17-year-old Helena Muffly wrote exactly 100 years ago today:
Friday, September 27, 1912: Nothing to write.
Her middle-aged granddaughter’s comments 100 years later:
Since Grandma didn’t write much a hundred years ago today, I’ll share some fun information I found in a hundred-year-old book about how short skirts—that is skirts which were five inches from the ground—were healthier. Who would have guessed?
The present vogue of having the walking skirt five inches from the ground is an excellent one, as it not only considerably diminishes the weight of the skirt, but it interferes much less with the forward swing of the leg in walking.

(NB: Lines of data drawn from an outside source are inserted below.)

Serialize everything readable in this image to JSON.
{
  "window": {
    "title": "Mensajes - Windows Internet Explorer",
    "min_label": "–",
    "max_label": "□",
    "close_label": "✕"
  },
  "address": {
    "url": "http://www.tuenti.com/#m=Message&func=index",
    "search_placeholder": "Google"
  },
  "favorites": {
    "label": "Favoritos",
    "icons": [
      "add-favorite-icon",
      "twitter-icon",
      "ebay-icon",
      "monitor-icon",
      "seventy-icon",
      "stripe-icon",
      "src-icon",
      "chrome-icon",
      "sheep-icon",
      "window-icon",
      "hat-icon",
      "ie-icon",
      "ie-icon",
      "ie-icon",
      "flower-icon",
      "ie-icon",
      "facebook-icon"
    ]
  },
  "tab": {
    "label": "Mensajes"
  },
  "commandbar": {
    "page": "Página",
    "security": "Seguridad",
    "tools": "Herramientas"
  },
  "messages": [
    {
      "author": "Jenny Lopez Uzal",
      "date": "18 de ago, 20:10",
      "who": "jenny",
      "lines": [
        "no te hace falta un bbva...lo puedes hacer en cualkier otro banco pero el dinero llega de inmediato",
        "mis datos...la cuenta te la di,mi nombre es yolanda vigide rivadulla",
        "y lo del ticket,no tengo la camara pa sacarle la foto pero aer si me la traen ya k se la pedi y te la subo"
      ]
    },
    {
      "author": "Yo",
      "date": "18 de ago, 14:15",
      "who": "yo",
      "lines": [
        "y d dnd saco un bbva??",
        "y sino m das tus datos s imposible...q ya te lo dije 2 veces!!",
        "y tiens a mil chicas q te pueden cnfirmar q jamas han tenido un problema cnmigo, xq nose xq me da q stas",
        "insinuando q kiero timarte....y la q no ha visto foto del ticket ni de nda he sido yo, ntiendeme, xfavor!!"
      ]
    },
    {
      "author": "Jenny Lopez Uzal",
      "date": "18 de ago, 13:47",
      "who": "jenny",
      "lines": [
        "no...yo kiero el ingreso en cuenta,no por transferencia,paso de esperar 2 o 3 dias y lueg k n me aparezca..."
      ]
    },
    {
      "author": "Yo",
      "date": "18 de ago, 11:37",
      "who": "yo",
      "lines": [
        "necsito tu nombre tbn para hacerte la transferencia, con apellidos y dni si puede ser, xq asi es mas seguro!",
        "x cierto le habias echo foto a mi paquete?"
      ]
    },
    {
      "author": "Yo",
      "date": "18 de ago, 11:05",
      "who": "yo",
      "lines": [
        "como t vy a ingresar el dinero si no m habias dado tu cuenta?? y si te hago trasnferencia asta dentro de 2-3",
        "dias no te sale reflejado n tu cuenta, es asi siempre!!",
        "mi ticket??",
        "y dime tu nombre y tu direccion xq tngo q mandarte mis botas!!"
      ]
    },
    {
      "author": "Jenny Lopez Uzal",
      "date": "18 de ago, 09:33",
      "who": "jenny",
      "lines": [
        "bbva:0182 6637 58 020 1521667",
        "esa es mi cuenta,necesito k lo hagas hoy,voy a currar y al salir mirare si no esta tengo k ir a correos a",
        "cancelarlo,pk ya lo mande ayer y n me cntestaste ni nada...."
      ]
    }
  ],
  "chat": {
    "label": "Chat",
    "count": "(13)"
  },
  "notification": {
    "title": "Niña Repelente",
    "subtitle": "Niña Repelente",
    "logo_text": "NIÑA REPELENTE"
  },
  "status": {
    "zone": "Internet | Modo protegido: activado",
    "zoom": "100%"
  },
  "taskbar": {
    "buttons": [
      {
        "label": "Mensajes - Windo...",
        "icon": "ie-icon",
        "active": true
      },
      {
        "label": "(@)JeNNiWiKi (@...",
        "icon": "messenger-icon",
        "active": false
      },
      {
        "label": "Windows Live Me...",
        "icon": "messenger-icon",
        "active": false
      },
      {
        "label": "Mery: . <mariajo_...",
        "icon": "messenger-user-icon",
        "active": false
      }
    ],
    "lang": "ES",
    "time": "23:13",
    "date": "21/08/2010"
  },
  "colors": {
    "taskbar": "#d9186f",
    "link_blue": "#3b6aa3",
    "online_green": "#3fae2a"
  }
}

The chief exertion in walking is caused by the raising of the foot and lifting it to the point at which it goes forward and downward. By any artificial shortening of the step, such as is caused, for instance, by long skirts, it requires much more muscular effort to walk the same distance. Besides which, there is the additional friction of the skirts, which is increased by the slightest wind.
Another most important reason for not wearing long dresses on the street is that they stir up the dust and collect microbes, and thus contribute materially to the dissemination of the germs of disease and subject the wearer and her family to the risk of infection.
Personal Hygiene and Physical Training for Women (1911) by Anna M. Galbraith